For the second-straight year, the UK women’s soccer season comes to an end in the second round of the NCAA Tournament at the hands of the University of California Los Angeles. The Cats (14-7-1, 7-5-0 SEC) lost 3-0 on Friday night to the No. 2 Bruins (19-1-2, 9-0-2 Pac-12). Much like last year, UK was scoreless in their second round matchup with UCLA; they fell to the Bruins in a 5-0 shutout loss in the 2012 NCAA Tournament. UCLA came into this year’s match sporting a .324 goals-against average, the third-best in the nation. The shutout marked the fourth time UK had been held scoreless this season. The Bruins grabbed an early lead on the Cats with a goal coming in the first five minutes of the match.

UCLA junior defender Caprice Dydasco scored her first goal of the season when she fired a longrange goal past UK senior g oalkeeper Kayla King to put the Bruins on the board. UK held UCLA to that one goal for the rest of the first half, remaining within striking distance. UCLA did not score again until the 71st minute when sophomore forward Courtney Proctor scored her third goal of the season and put her team up 2-0. UCLA scored again nearly 10 minutes later when Dydasco added another goal to her total, giving the Bruins a 3-0 lea d and putting the match out of reach for the Cats. UK was at a shots disadvantage in the match, taking just five shots compared to UCLA’s 20.

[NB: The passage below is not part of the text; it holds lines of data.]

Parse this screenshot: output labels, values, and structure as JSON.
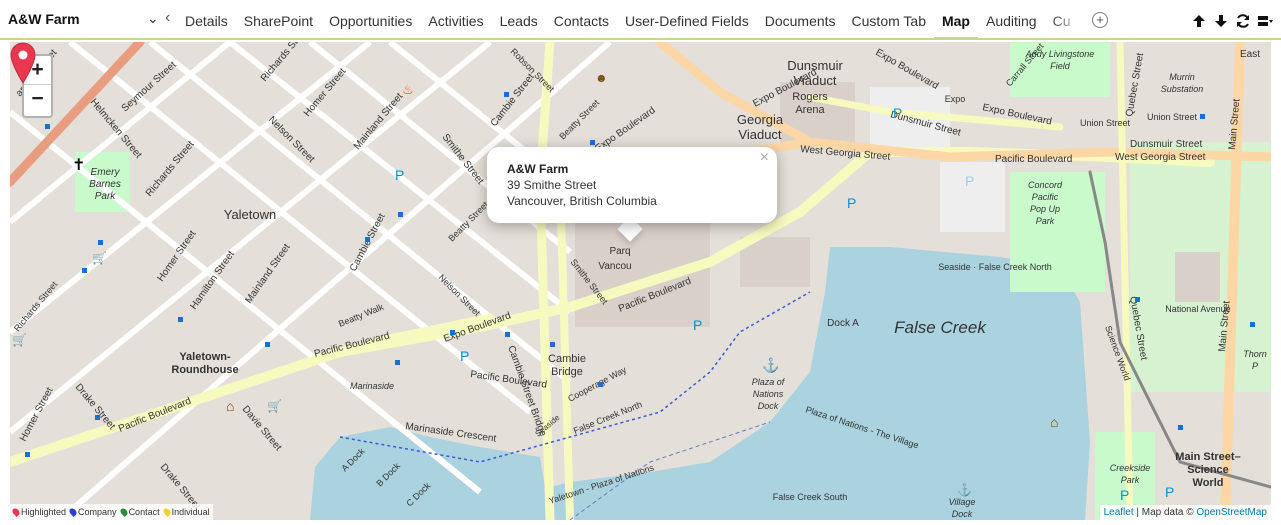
{
  "header": {
    "record_title": "A&W Farm",
    "tabs": [
      "Details",
      "SharePoint",
      "Opportunities",
      "Activities",
      "Leads",
      "Contacts",
      "User-Defined Fields",
      "Documents",
      "Custom Tab",
      "Map",
      "Auditing",
      "Cu"
    ],
    "active_tab": "Map",
    "add_tab_symbol": "+",
    "tool_icons": [
      "arrow-up-icon",
      "arrow-down-icon",
      "refresh-icon",
      "layout-icon"
    ]
  },
  "map": {
    "zoom_in": "+",
    "zoom_out": "−",
    "popup": {
      "name": "A&W Farm",
      "street": "39 Smithe Street",
      "city": "Vancouver, British Columbia",
      "close": "×"
    },
    "marker_color": "#e8374f",
    "place_labels": {
      "dunsmuir_viaduct_1": "Dunsmuir",
      "dunsmuir_viaduct_2": "Viaduct",
      "georgia_viaduct_1": "Georgia",
      "georgia_viaduct_2": "Viaduct",
      "rogers_arena_1": "Rogers",
      "rogers_arena_2": "Arena",
      "yaletown": "Yaletown",
      "false_creek": "False Creek",
      "emery_barnes_1": "Emery",
      "emery_barnes_2": "Barnes",
      "emery_barnes_3": "Park",
      "yaletown_roundhouse_1": "Yaletown-",
      "yaletown_roundhouse_2": "Roundhouse",
      "cambie_bridge_1": "Cambie",
      "cambie_bridge_2": "Bridge",
      "concord_1": "Concord",
      "concord_2": "Pacific",
      "concord_3": "Pop Up",
      "concord_4": "Park",
      "andy_1": "Andy Livingstone",
      "andy_2": "Field",
      "murrin_1": "Murrin",
      "murrin_2": "Substation",
      "dock_a": "Dock A",
      "plaza_1": "Plaza of",
      "plaza_2": "Nations",
      "plaza_3": "Dock",
      "main_science_1": "Main Street–",
      "main_science_2": "Science",
      "main_science_3": "World",
      "marinaside": "Marinaside",
      "beatty_walk": "Beatty Walk",
      "cooperage_way": "Cooperage Way",
      "a_dock": "A Dock",
      "b_dock": "B Dock",
      "c_dock": "C Dock",
      "creekside_1": "Creekside",
      "creekside_2": "Park",
      "village_1": "Village",
      "village_2": "Dock",
      "false_creek_north": "False Creek North",
      "false_creek_south": "False Creek South",
      "seaside_fcn": "Seaside · False Creek North",
      "plaza_nations_village": "Plaza of Nations - The Village",
      "yaletown_plaza": "Yaletown - Plaza of Nations",
      "parq_1": "Parq",
      "parq_2": "Vancou",
      "thorn_1": "Thorn",
      "thorn_2": "P",
      "east": "East",
      "marinaside_crescent": "Marinaside Crescent",
      "national_avenue": "National Avenue",
      "union_street": "Union Street",
      "expo": "Expo",
      "seaside": "Seaside"
    },
    "street_labels": {
      "pacific_blvd": "Pacific Boulevard",
      "expo_blvd": "Expo Boulevard",
      "west_georgia": "West Georgia Street",
      "dunsmuir_st": "Dunsmuir Street",
      "smithe_st": "Smithe Street",
      "nelson_st": "Nelson Street",
      "cambie_st": "Cambie Street",
      "cambie_bridge": "Cambie Street Bridge",
      "beatty_st": "Beatty Street",
      "hamilton_st": "Hamilton Street",
      "mainland_st": "Mainland Street",
      "homer_st": "Homer Street",
      "richards_st": "Richards Street",
      "seymour_st": "Seymour Street",
      "robson_st": "Robson Street",
      "helmcken_st": "Helmcken Street",
      "davie_st": "Davie Street",
      "drake_st": "Drake Street",
      "granville_st": "anville Street",
      "quebec_st": "Quebec Street",
      "main_st": "Main Street",
      "carrall_st": "Carrall Street",
      "union_st": "Union Street",
      "science_world": "Science World"
    }
  },
  "legend": {
    "items": [
      {
        "label": "Highlighted",
        "color": "#e8374f"
      },
      {
        "label": "Company",
        "color": "#2a3fd1"
      },
      {
        "label": "Contact",
        "color": "#2a8f3a"
      },
      {
        "label": "Individual",
        "color": "#f2d22e"
      }
    ]
  },
  "attribution": {
    "leaflet": "Leaflet",
    "separator": "| Map data ©",
    "osm": "OpenStreetMap"
  }
}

UK junior forward Arin Gilliland had the only shot on goal for the Cats, while the Bruins had 12 as a team. King was active in front of the goal during the entire match, making eight saves on the night, her season-high. With the season over, UK will lose five seniors h eading into the 2014 season. Those five seniors are King, forward Caitlin Landis, midfielder Danielle Krohn, and defenders Kacie Kumar and Ashley VanLandingham. Combined, the senior class had 51 wins in their four years at UK, marking the second-most victories for a class in the program’s history. STAFF REPORT


UK running back Jojo Kemp is tackled by Georgia linebackers on Saturday in Athens, Ga. UK lost, 59-17.

Kernel in Print — Nov. 25. 2013